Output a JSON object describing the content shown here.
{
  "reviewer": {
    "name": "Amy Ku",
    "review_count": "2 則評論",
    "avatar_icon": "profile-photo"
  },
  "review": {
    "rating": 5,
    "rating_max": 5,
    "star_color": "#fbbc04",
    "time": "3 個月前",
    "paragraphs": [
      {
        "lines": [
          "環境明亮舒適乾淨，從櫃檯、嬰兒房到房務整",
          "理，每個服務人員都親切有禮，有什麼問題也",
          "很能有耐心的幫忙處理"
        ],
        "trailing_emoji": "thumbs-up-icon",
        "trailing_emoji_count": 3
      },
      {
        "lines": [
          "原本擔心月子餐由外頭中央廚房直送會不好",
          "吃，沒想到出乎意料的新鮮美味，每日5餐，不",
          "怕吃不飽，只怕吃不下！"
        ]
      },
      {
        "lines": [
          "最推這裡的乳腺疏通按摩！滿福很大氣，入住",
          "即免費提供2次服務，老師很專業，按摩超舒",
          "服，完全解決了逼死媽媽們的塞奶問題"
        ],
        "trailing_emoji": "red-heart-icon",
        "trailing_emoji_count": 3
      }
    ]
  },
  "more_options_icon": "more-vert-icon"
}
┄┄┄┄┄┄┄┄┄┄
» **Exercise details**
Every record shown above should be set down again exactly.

» **Exercise result**
Output a JSON object describing the content shown here.
{
  "reviewer": {
    "name": "Amy Ku",
    "review_count": "2 則評論",
    "avatar_icon": "profile-photo"
  },
  "review": {
    "rating": 5,
    "rating_max": 5,
    "star_color": "#fbbc04",
    "time": "3 個月前",
    "paragraphs": [
      {
        "lines": [
          "環境明亮舒適乾淨，從櫃檯、嬰兒房到房務整",
          "理，每個服務人員都親切有禮，有什麼問題也",
          "很能有耐心的幫忙處理"
        ],
        "trailing_emoji": "thumbs-up-icon",
        "trailing_emoji_count": 3
      },
      {
        "lines": [
          "原本擔心月子餐由外頭中央廚房直送會不好",
          "吃，沒想到出乎意料的新鮮美味，每日5餐，不",
          "怕吃不飽，只怕吃不下！"
        ]
      },
      {
        "lines": [
          "最推這裡的乳腺疏通按摩！滿福很大氣，入住",
          "即免費提供2次服務，老師很專業，按摩超舒",
          "服，完全解決了逼死媽媽們的塞奶問題"
        ],
        "trailing_emoji": "red-heart-icon",
        "trailing_emoji_count": 3
      }
    ]
  },
  "more_options_icon": "more-vert-icon"
}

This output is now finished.